CaltechTHESIS
  A Caltech Library Service

Multirate signal processing concepts in digital communications

Citation

Vrcelj, Bojan (2004) Multirate signal processing concepts in digital communications. Dissertation (Ph.D.), California Institute of Technology. http://resolver.caltech.edu/CaltechETD:etd-06252003-115639

Abstract

Multirate systems are building blocks commonly used in digital signal processing (DSP). Their function is to alter the rate of the discrete-time signals, by adding or deleting a portion of the signal samples. They are essential in various standard signal processing techniques such as signal analysis, denoising, compression and so forth. During the last decade, however, they have increasingly found applications in new and emerging areas of signal processing, as well as in several neighboring disciplines such as digital communications.

The main contribution of this thesis is aimed towards a better understanding of multirate systems and their use in modern communication systems. To this end, we first study a property of linear systems appearing in certain multirate structures. This property is called biorthogonal partnership and represents a terminology introduced recently to address a need for a descriptive term for such class of filters. In the thesis we especially focus on the extensions of this simple idea to the case of vector signals (MIMO biorthogonal partners) and to accommodate for nonintegral decimation ratios (fractional biorthogonal partners).

The main results developed here study the properties of biorthogonal partners, e.g., the conditions for the existence of stable and of finite impulse response (FIR) partners. In this context we develop the parameterization of FIR solutions, which makes the search for the best partner in a given application analytically tractable. This proves very useful in their central application, namely, channel equalization in digital communications with signal oversampling at the receiver. A good channel equalizer in this context is one that helps neutralize the distortion on the signal introduced by the channel propagation but not at the expense of amplifying the channel noise.

In the second part of the thesis, we focus on another class of multirate systems, used at the transmitter side in order to introduce redundancy in the data stream. This redundancy generally serves to facilitate the equalization process by forcing certain structure on the transmitted signal. We first consider the transmission systems that introduce the redundancy in the form of a cyclic prefix. The examples of such systems include the discrete multitone (DMT) and the orthogonal frequency division multiplexing (OFDM) systems. We study the signal precoding in such systems, aimed at improving the performance by minimizing the noise power at the receiver.

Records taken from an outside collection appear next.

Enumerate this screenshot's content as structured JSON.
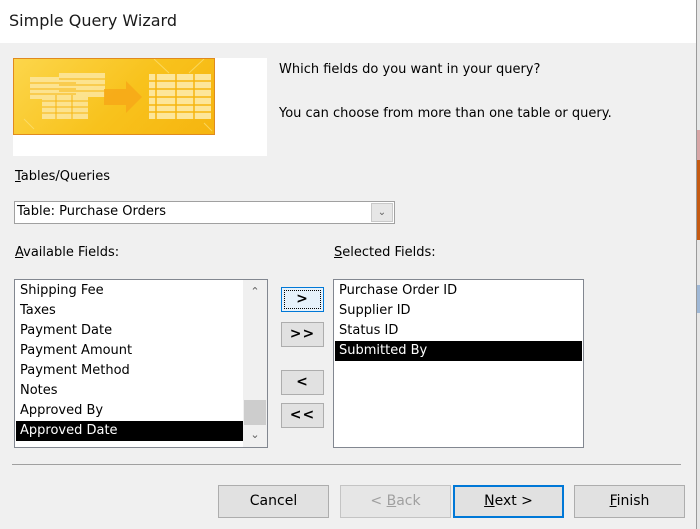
{
  "window": {
    "title": "Simple Query Wizard"
  },
  "banner": {
    "icon": "tables-to-query-illustration"
  },
  "prompt": {
    "question": "Which fields do you want in your query?",
    "hint": "You can choose from more than one table or query."
  },
  "tables_queries": {
    "label_accel": "T",
    "label_rest": "ables/Queries",
    "selected": "Table: Purchase Orders"
  },
  "available_fields": {
    "label_accel": "A",
    "label_rest": "vailable Fields:",
    "items": [
      "Shipping Fee",
      "Taxes",
      "Payment Date",
      "Payment Amount",
      "Payment Method",
      "Notes",
      "Approved By",
      "Approved Date"
    ],
    "selected_index": 7,
    "scroll_position": 1.0
  },
  "selected_fields": {
    "label_accel": "S",
    "label_rest": "elected Fields:",
    "items": [
      "Purchase Order ID",
      "Supplier ID",
      "Status ID",
      "Submitted By"
    ],
    "selected_index": 3
  },
  "move_buttons": {
    "add_one": ">",
    "add_all": ">>",
    "remove_one": "<",
    "remove_all": "<<"
  },
  "footer": {
    "cancel": "Cancel",
    "back_prefix": "< ",
    "back_accel": "B",
    "back_rest": "ack",
    "next_accel": "N",
    "next_rest": "ext >",
    "finish_accel": "F",
    "finish_rest": "inish"
  },
  "colors": {
    "accent": "#0078d7",
    "selection": "#000000",
    "banner_yellow": "#f8c21c"
  }
}
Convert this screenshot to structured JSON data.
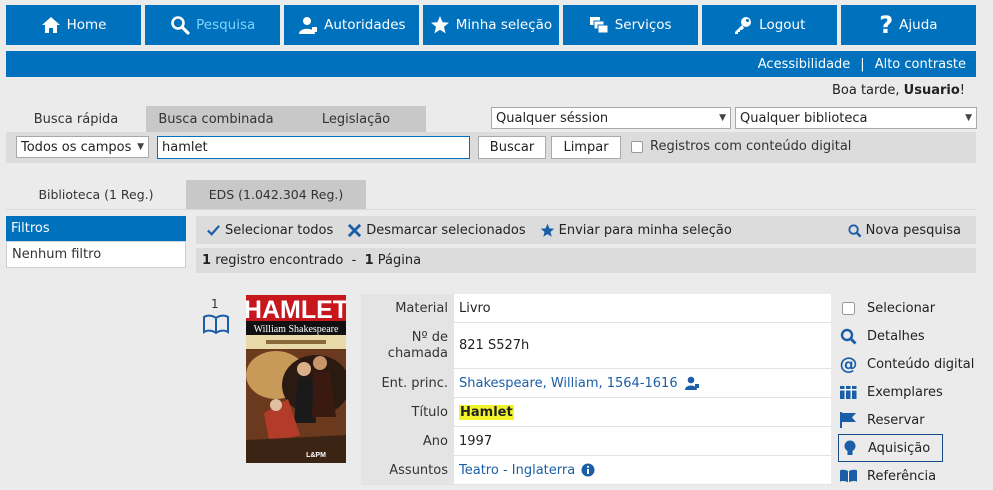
{
  "nav": [
    {
      "label": "Home",
      "icon": "home-icon"
    },
    {
      "label": "Pesquisa",
      "icon": "search-icon",
      "active": true
    },
    {
      "label": "Autoridades",
      "icon": "user-icon"
    },
    {
      "label": "Minha seleção",
      "icon": "star-icon"
    },
    {
      "label": "Serviços",
      "icon": "windows-icon"
    },
    {
      "label": "Logout",
      "icon": "key-icon"
    },
    {
      "label": "Ajuda",
      "icon": "question-icon"
    }
  ],
  "access_bar": {
    "accessibility": "Acessibilidade",
    "separator": "|",
    "contrast": "Alto contraste"
  },
  "greeting": {
    "text": "Boa tarde,",
    "user": "Usuario",
    "suffix": "!"
  },
  "search_tabs": [
    "Busca rápida",
    "Busca combinada",
    "Legislação"
  ],
  "search": {
    "session_select": "Qualquer séssion",
    "library_select": "Qualquer biblioteca",
    "field_select": "Todos os campos",
    "query": "hamlet",
    "search_button": "Buscar",
    "clear_button": "Limpar",
    "digital_checkbox": "Registros com conteúdo digital"
  },
  "result_tabs": [
    "Biblioteca (1 Reg.)",
    "EDS (1.042.304 Reg.)"
  ],
  "filters": {
    "header": "Filtros",
    "none": "Nenhum filtro"
  },
  "actions": {
    "select_all": "Selecionar todos",
    "deselect": "Desmarcar selecionados",
    "send": "Enviar para minha seleção",
    "new_search": "Nova pesquisa"
  },
  "count": {
    "records": "1",
    "records_label": "registro encontrado",
    "sep": "-",
    "pages": "1",
    "pages_label": "Página"
  },
  "record": {
    "number": "1",
    "cover": {
      "title": "HAMLET",
      "author": "William Shakespeare",
      "publisher": "L&PM"
    },
    "fields": [
      {
        "label": "Material",
        "value": "Livro"
      },
      {
        "label": "Nº de chamada",
        "value": "821 S527h"
      },
      {
        "label": "Ent. princ.",
        "value": "Shakespeare, William, 1564-1616"
      },
      {
        "label": "Título",
        "value": "Hamlet"
      },
      {
        "label": "Ano",
        "value": "1997"
      },
      {
        "label": "Assuntos",
        "value": "Teatro - Inglaterra"
      }
    ],
    "side_actions": [
      "Selecionar",
      "Detalhes",
      "Conteúdo digital",
      "Exemplares",
      "Reservar",
      "Aquisição",
      "Referência"
    ]
  },
  "colors": {
    "primary": "#0071bc",
    "active_nav_text": "#7fd4ff",
    "highlight": "#f3f32b",
    "link": "#1a5ea8"
  }
}
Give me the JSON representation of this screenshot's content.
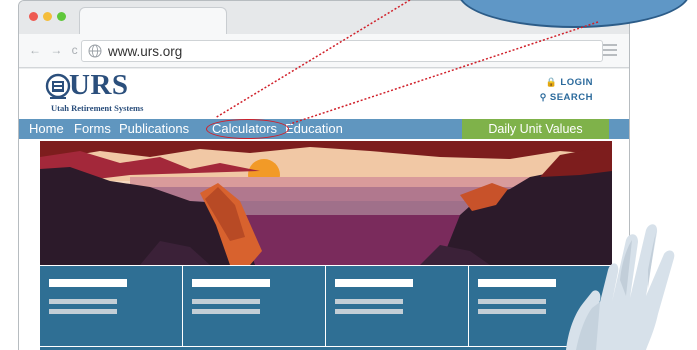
{
  "browser": {
    "url": "www.urs.org",
    "nav_buttons": "← → c"
  },
  "site": {
    "logo": {
      "name": "URS",
      "subtitle": "Utah Retirement Systems"
    },
    "header_links": {
      "login": "LOGIN",
      "search": "SEARCH"
    },
    "nav": {
      "items": [
        {
          "label": "Home"
        },
        {
          "label": "Forms"
        },
        {
          "label": "Publications"
        },
        {
          "label": "Calculators",
          "highlighted": true
        },
        {
          "label": "Education"
        }
      ],
      "cta": "Daily Unit Values"
    }
  },
  "colors": {
    "nav_bar": "#6096bf",
    "cta": "#7fb24a",
    "tiles": "#2f6f94",
    "brand": "#2b4f7c",
    "highlight_ring": "#d0202a",
    "callout": "#5f97c6"
  },
  "icons": {
    "lock": "lock-icon",
    "search": "magnifier-icon",
    "globe": "globe-icon",
    "menu": "hamburger-menu-icon"
  }
}
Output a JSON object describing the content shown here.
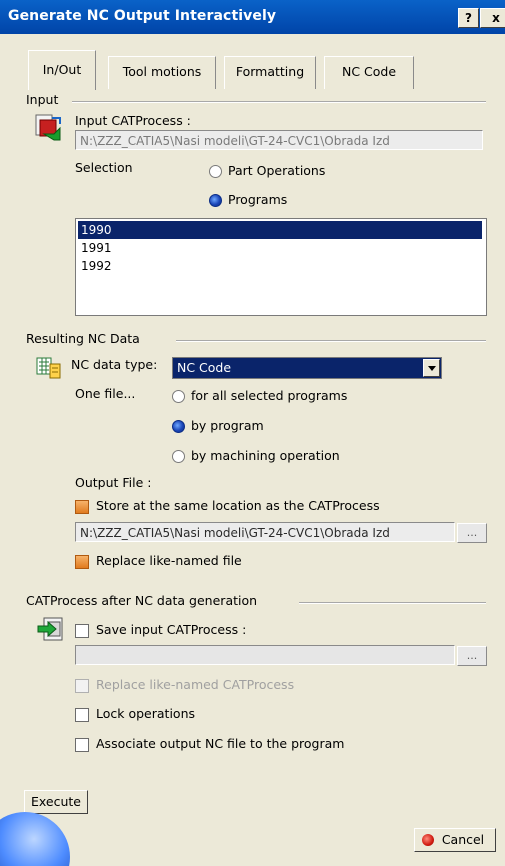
{
  "window": {
    "title": "Generate NC Output Interactively",
    "help_label": "?",
    "close_label": "x"
  },
  "tabs": [
    {
      "label": "In/Out",
      "active": true
    },
    {
      "label": "Tool motions",
      "active": false
    },
    {
      "label": "Formatting",
      "active": false
    },
    {
      "label": "NC Code",
      "active": false
    }
  ],
  "input": {
    "group_label": "Input",
    "catprocess_label": "Input CATProcess :",
    "catprocess_path": "N:\\ZZZ_CATIA5\\Nasi modeli\\GT-24-CVC1\\Obrada Izd",
    "selection_label": "Selection",
    "options": [
      {
        "label": "Part Operations",
        "checked": false
      },
      {
        "label": "Programs",
        "checked": true
      }
    ],
    "programs": [
      {
        "label": "1990",
        "selected": true
      },
      {
        "label": "1991",
        "selected": false
      },
      {
        "label": "1992",
        "selected": false
      }
    ]
  },
  "nc_data": {
    "group_label": "Resulting NC Data",
    "type_label": "NC data type:",
    "type_value": "NC Code",
    "one_file_label": "One file...",
    "one_file_options": [
      {
        "label": "for all selected programs",
        "checked": false
      },
      {
        "label": "by program",
        "checked": true
      },
      {
        "label": "by machining operation",
        "checked": false
      }
    ],
    "output_file_label": "Output File :",
    "store_same_location": {
      "label": "Store at the same location as the CATProcess",
      "checked": true
    },
    "output_path": "N:\\ZZZ_CATIA5\\Nasi modeli\\GT-24-CVC1\\Obrada Izd",
    "browse_label": "...",
    "replace_file": {
      "label": "Replace like-named file",
      "checked": true
    }
  },
  "after": {
    "group_label": "CATProcess after NC data generation",
    "save_input": {
      "label": "Save input CATProcess :",
      "checked": false
    },
    "save_path": "",
    "browse_label": "...",
    "replace_catprocess": {
      "label": "Replace like-named CATProcess",
      "checked": false,
      "disabled": true
    },
    "lock_operations": {
      "label": "Lock operations",
      "checked": false
    },
    "associate_output": {
      "label": "Associate output NC file to the program",
      "checked": false
    }
  },
  "buttons": {
    "execute": "Execute",
    "cancel": "Cancel"
  }
}
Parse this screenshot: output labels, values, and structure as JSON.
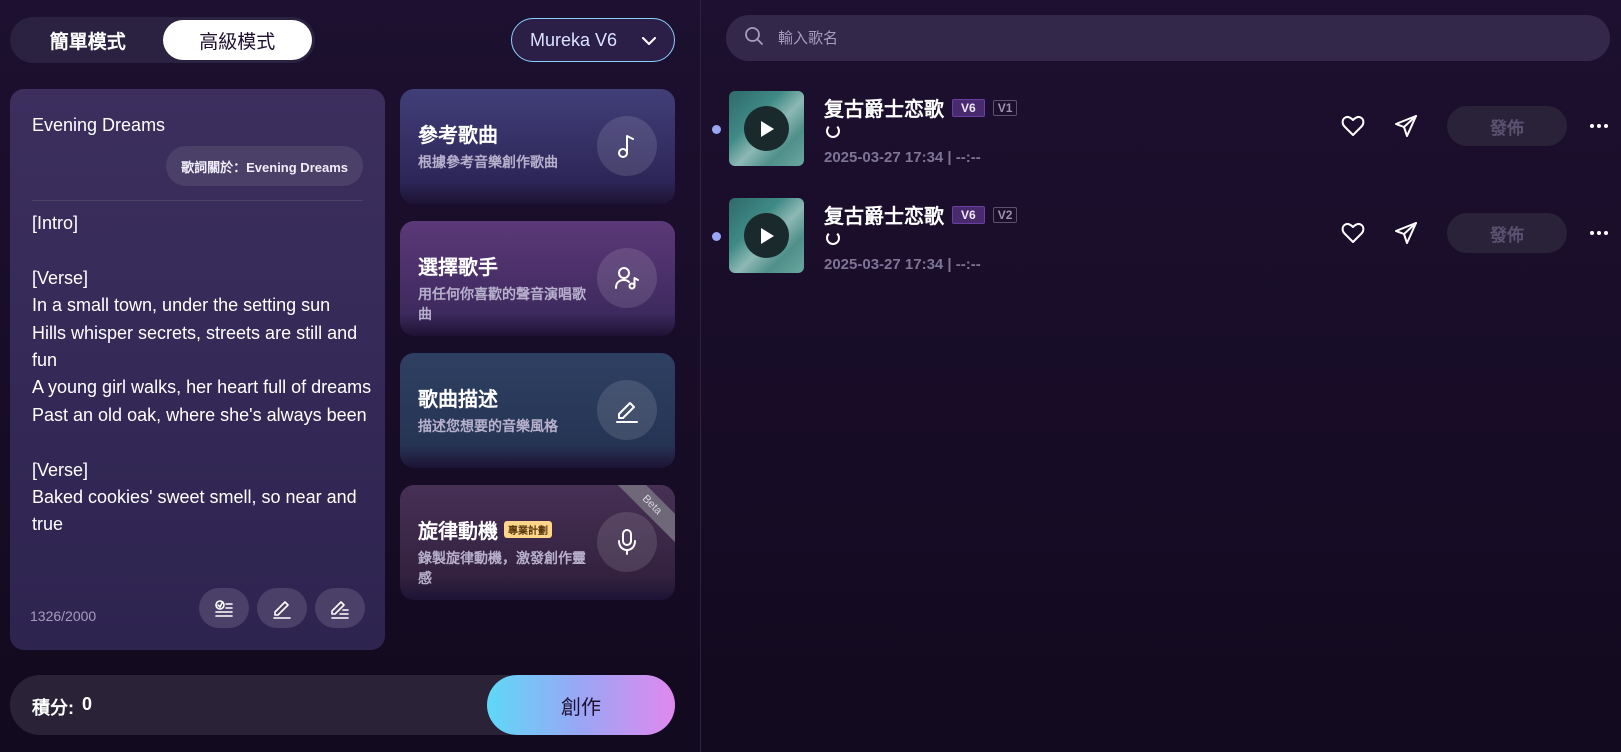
{
  "mode_toggle": {
    "simple_label": "簡單模式",
    "advanced_label": "高級模式",
    "active": "advanced"
  },
  "model_select": {
    "value": "Mureka V6"
  },
  "lyrics": {
    "title": "Evening Dreams",
    "about_label": "歌詞關於：Evening Dreams",
    "text": "[Intro]\n\n[Verse]\nIn a small town, under the setting sun\nHills whisper secrets, streets are still and fun\nA young girl walks, her heart full of dreams\nPast an old oak, where she's always been\n\n[Verse]\nBaked cookies' sweet smell, so near and true",
    "char_count": "1326/2000"
  },
  "features": [
    {
      "title": "參考歌曲",
      "subtitle": "根據參考音樂創作歌曲",
      "icon": "music-note-icon"
    },
    {
      "title": "選擇歌手",
      "subtitle": "用任何你喜歡的聲音演唱歌曲",
      "icon": "singer-icon"
    },
    {
      "title": "歌曲描述",
      "subtitle": "描述您想要的音樂風格",
      "icon": "pencil-icon"
    },
    {
      "title": "旋律動機",
      "badge": "專業計劃",
      "ribbon": "Beta",
      "subtitle": "錄製旋律動機，激發創作靈感",
      "icon": "microphone-icon"
    }
  ],
  "footer": {
    "credits_label": "積分:",
    "credits_value": "0",
    "create_label": "創作"
  },
  "search": {
    "placeholder": "輸入歌名"
  },
  "songs": [
    {
      "title": "复古爵士恋歌",
      "model_badge": "V6",
      "version_badge": "V1",
      "meta": "2025-03-27 17:34 | --:--",
      "publish_label": "發佈"
    },
    {
      "title": "复古爵士恋歌",
      "model_badge": "V6",
      "version_badge": "V2",
      "meta": "2025-03-27 17:34 | --:--",
      "publish_label": "發佈"
    }
  ],
  "colors": {
    "accent_blue": "#5fd8f7",
    "accent_pink": "#e088ee",
    "background": "#1d1030"
  }
}
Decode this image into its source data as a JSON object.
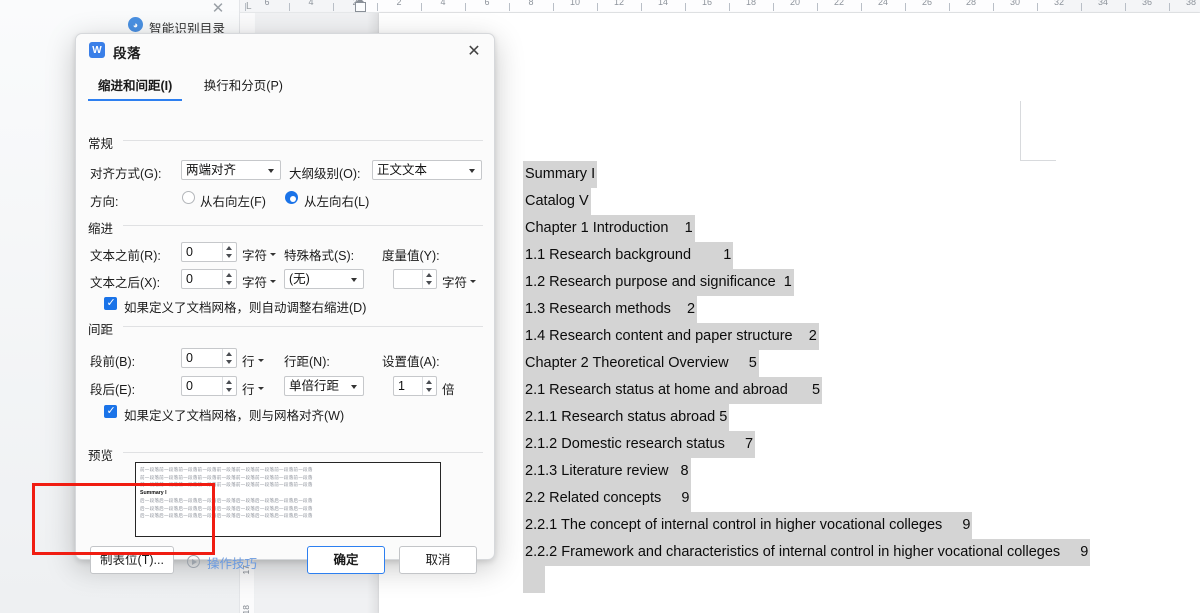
{
  "app": {
    "left_pane_tab": "智能识别目录",
    "left_pane_tab_icon": "robot-circle-icon",
    "close_icon": "close-icon"
  },
  "ruler": {
    "origin_label": "L",
    "h_ticks": [
      "6",
      "4",
      "2",
      "2",
      "4",
      "6",
      "8",
      "10",
      "12",
      "14",
      "16",
      "18",
      "20",
      "22",
      "24",
      "26",
      "28",
      "30",
      "32",
      "34",
      "36",
      "38"
    ],
    "v_ticks": [
      "17",
      "18"
    ],
    "indent_marker": "first-line-indent-marker"
  },
  "document": {
    "toc_title": "",
    "lines": [
      "Summary I",
      "Catalog V",
      "Chapter 1 Introduction    1",
      "1.1 Research background        1",
      "1.2 Research purpose and significance  1",
      "1.3 Research methods    2",
      "1.4 Research content and paper structure    2",
      "Chapter 2 Theoretical Overview     5",
      "2.1 Research status at home and abroad      5",
      "2.1.1 Research status abroad 5",
      "2.1.2 Domestic research status     7",
      "2.1.3 Literature review   8",
      "2.2 Related concepts     9",
      "2.2.1 The concept of internal control in higher vocational colleges     9",
      "2.2.2 Framework and characteristics of internal control in higher vocational colleges     9"
    ]
  },
  "dialog": {
    "title": "段落",
    "icon": "wps-writer-icon",
    "close_icon": "close-icon",
    "tabs": [
      {
        "label": "缩进和间距(I)",
        "active": true
      },
      {
        "label": "换行和分页(P)",
        "active": false
      }
    ],
    "general": {
      "section_label": "常规",
      "alignment_label": "对齐方式(G):",
      "alignment_value": "两端对齐",
      "outline_label": "大纲级别(O):",
      "outline_value": "正文文本",
      "direction_label": "方向:",
      "direction_rtl": "从右向左(F)",
      "direction_ltr": "从左向右(L)",
      "direction_selected": "ltr"
    },
    "indent": {
      "section_label": "缩进",
      "before_text_label": "文本之前(R):",
      "before_text_value": "0",
      "before_text_unit": "字符",
      "after_text_label": "文本之后(X):",
      "after_text_value": "0",
      "after_text_unit": "字符",
      "special_label": "特殊格式(S):",
      "special_value": "(无)",
      "measure_label": "度量值(Y):",
      "measure_value": "",
      "measure_unit": "字符",
      "grid_checkbox_label": "如果定义了文档网格，则自动调整右缩进(D)",
      "grid_checkbox_checked": true
    },
    "spacing": {
      "section_label": "间距",
      "before_label": "段前(B):",
      "before_value": "0",
      "before_unit": "行",
      "after_label": "段后(E):",
      "after_value": "0",
      "after_unit": "行",
      "line_spacing_label": "行距(N):",
      "line_spacing_value": "单倍行距",
      "set_value_label": "设置值(A):",
      "set_value": "1",
      "set_value_unit": "倍",
      "grid_checkbox_label": "如果定义了文档网格，则与网格对齐(W)",
      "grid_checkbox_checked": true
    },
    "preview": {
      "section_label": "预览",
      "before_line": "前一段落前一段落前一段落前一段落前一段落前一段落前一段落前一段落前一段落",
      "sample_line": "Summary I",
      "after_line": "后一段落后一段落后一段落后一段落后一段落后一段落后一段落后一段落后一段落"
    },
    "footer": {
      "tabs_button": "制表位(T)...",
      "tips_link": "操作技巧",
      "tips_icon": "play-circle-icon",
      "ok_button": "确定",
      "cancel_button": "取消"
    }
  },
  "annotation": {
    "highlight_color": "#f01c11",
    "target": "制表位按钮区域"
  }
}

We also consider a different class of communication systems with signal redundancy, namely, the multiuser systems based on code division multiple access (CDMA). We specifically focus on the special class of CDMA systems called `a mutually orthogonal usercode receiver' (AMOUR). We show how to find the best equalizer from the class of zero-forcing solutions in such systems, and then increase the size of this class by employing alternative sampling strategies at the receiver.

Item Type:Thesis (Dissertation (Ph.D.))
Subject Keywords:biorthogonal partners; communications; equalization; multicarrier systems; multirate signal processing; multiuser systems; signal interpolation
Degree Grantor:California Institute of Technology
Division:Engineering and Applied Science
Major Option:Electrical Engineering
Thesis Availability:Public (worldwide access)
Research Advisor(s):
  • Vaidyanathan, P. P.
Thesis Committee:
  • Vaidyanathan, P. P. (chair)
  • Hassibi, Babak
  • Candes, Emmanuel J.
  • Mese, Murat
  • McEliece, Robert J.
Defense Date:11 June 2003
Author Email:bojan (AT) systems.caltech.edu
Record Number:CaltechETD:etd-06252003-115639
Persistent URL:http://resolver.caltech.edu/CaltechETD:etd-06252003-115639
Default Usage Policy:No commercial reproduction, distribution, display or performance rights in this work are provided.
ID Code:2719
Collection:CaltechTHESIS
Deposited By: Imported from ETD-db
Deposited On:09 Jul 2003
Last Modified:26 Dec 2012 02:53

Thesis Files

[img]
Preview
PDF (mythesis.pdf) - Final Version
See Usage Policy.

3771Kb

Repository Staff Only: item control page